Early August is normally the hottest time of the year. How much would the county save on utilities if the school year started later by not having to run the ac full blast? All taxpayers, not just teachers and those with students, should be interested in the start date because they are paying the bills. I see no reason for a fall break nor for a week off at Thanksgiving.

Barry Paschal


A political candidate a couple of years ago made the claim that a later start would save on utilities; Politifact studied the claim and found it "inconclusive." Either way, it's still another argument about the calendar that has nothing to do with educational value.



It also states on Politifact "Some Texas officials conducted research of its schools and concluded it is less expensive to operate on a traditional calendar. A 2004 report called "Saving Summer" by the comptroller of public accounts found electricity, gas and water bills were twice as high in August than in May. Traditional school year proponents point to Tulsa, Okla., where officials found they saved nearly $500,000 by delaying the start of the school year until after Labor Day, according to 2002 newspaper accounts." That being said, what does all the breaks have to do with educational value?

Barry Paschal

That's the point

The breaks are because of parental demand, not educational value.

Little Lamb


We could accommodate both sides if the school administrators would be a little more flexible (a trait not often seen in educators). Look at one of Barry's paragraphs from above:

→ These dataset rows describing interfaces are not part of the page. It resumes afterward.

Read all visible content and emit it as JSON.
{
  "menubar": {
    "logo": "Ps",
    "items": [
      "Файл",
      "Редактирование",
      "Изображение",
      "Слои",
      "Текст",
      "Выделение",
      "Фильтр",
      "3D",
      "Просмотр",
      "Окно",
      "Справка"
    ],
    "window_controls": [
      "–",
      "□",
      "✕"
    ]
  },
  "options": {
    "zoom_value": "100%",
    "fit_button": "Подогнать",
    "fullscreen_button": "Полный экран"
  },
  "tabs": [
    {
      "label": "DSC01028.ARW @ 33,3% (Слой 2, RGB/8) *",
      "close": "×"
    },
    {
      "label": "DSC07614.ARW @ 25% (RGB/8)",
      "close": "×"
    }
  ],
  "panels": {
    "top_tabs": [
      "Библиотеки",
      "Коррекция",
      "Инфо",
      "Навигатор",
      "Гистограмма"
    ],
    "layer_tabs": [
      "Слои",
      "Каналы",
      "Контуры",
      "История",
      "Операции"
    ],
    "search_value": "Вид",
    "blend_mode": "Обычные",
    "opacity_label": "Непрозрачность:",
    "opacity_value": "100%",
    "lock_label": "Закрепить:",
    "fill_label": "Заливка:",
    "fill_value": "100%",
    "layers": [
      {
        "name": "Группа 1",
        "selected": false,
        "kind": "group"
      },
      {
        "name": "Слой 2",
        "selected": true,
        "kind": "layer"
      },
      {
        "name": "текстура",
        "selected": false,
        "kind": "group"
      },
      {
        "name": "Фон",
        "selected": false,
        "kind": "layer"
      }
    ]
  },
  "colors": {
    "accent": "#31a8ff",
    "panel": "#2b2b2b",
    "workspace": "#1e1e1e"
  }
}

The school year is set at 180 days. Officials try to keep the two semesters close to the same length, and they prefer to end the first semester before the Christmas holiday.Those realities logically suggest an early August start.

The simplest solution is to abandon the first condition (i.e., the one about the two semesters being the same length). There is no logical reason that they be the same. I suggest you start the school year on the Tuesday after labor day. Do your semester final exams the week before Christmas holidays begin.

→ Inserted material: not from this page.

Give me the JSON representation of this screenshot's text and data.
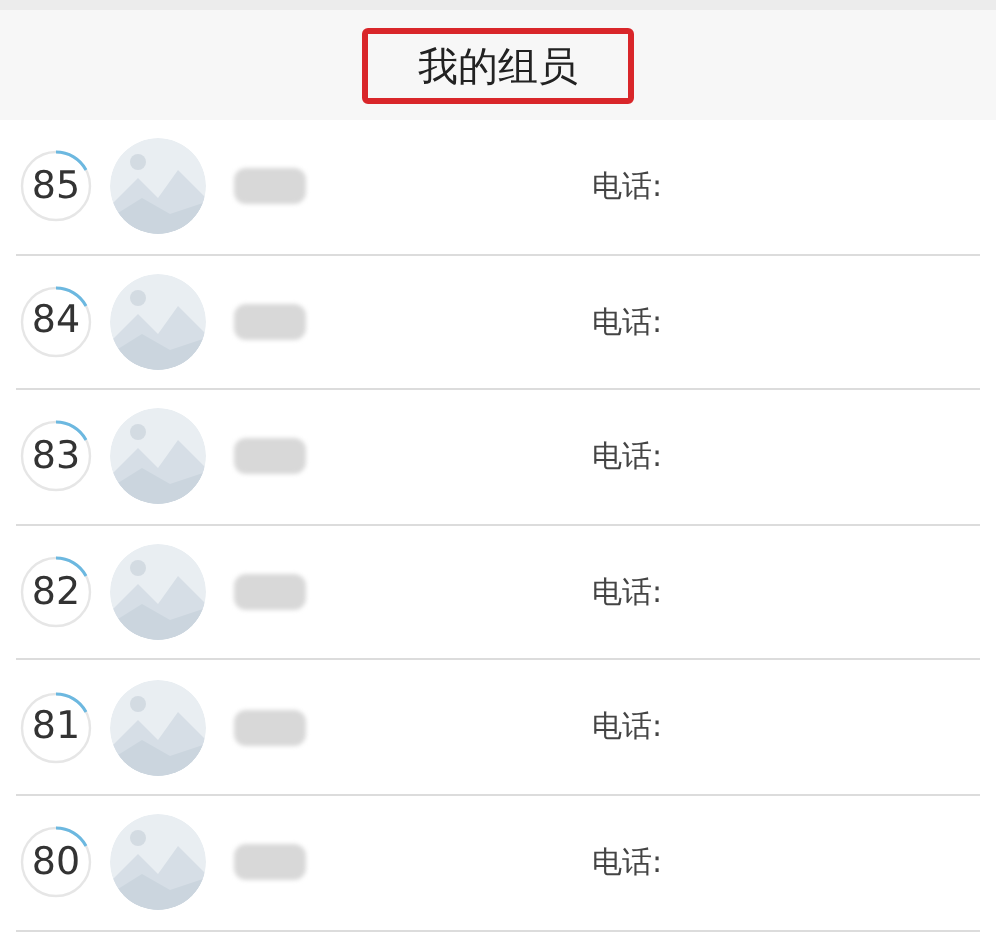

Oh, and about the "educational value" thing — I call the bluff of the educrats regarding the Christmas vacation thing. The teachers whine that if they extend the first semester past Christmas vacation, the little cherubs forget everything they've learned over the vacation and do poorly on the tests. But there's no data to support that — it's just a mental suggestion of the teachers.

Barry Paschal

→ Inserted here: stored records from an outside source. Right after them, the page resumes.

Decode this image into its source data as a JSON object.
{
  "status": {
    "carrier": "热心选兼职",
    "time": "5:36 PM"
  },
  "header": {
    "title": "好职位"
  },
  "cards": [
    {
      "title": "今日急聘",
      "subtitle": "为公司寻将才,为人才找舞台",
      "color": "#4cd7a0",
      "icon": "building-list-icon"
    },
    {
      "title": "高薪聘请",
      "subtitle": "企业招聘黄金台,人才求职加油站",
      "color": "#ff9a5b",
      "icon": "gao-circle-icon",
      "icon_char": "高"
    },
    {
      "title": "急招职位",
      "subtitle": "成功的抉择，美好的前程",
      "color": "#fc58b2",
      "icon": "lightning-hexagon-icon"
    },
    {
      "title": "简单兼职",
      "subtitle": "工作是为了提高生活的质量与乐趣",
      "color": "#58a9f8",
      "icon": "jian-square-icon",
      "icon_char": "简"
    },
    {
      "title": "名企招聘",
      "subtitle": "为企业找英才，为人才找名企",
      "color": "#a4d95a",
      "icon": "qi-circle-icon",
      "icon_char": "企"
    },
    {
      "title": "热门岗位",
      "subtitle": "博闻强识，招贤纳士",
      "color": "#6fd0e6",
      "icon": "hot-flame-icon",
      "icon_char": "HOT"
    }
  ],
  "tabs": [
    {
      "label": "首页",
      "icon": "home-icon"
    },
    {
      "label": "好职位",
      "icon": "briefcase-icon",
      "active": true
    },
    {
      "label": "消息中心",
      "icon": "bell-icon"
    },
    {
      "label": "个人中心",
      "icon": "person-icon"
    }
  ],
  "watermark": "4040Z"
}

...while it's been quite a while since the school system allowed the first semester to end after Christmas, the experience with testing is precisely what prompted them to change it in the first place. Teachers had long complained that rather than start on new material after Christmas, they had to work entirely on review before exams because the students had spent two (or more) weeks without cracking a book. (I'm not sure it's even possible to make a serious argument that it's a good idea, especially when it matches the system used by colleges.)

To now go back and change that on the basis that there is "no data to support it" is tantamount to suggesting a grown man touch the burner on a hot stove because there's no data to suggest that the burns he received as a toddler actually came from a stove.

This is the sort of suggestion that can come only from a lack of institutional memory, though conversely it is a badly outdated institutional memory that demands our current calendar structure: Because we need children available to work in the fields, we give them the summer off. In my opinion, we should abandon that archaic schedule and create a year-round school calendar like some systems have done: Six weeks on, two weeks off, with remediation offered during the two-week periods.

Of course, I also wish we'd adopt the German system of testing students for admission to high school, and tracking them into technical fields if they are more suited.

Little Lamb

3 Reasons

The riddle was, “What are the best three reasons for being a teacher?”

Answer: “June, July, August”


Well, I Remember...

When the semester used to end after Christmas, I wouldn't study much during the first semester and would cram it all in for exams during the Christmas break. Learning to do that was beneficial throughout my academic career. The material was fresher in my mind when I took the exam. Worked for me.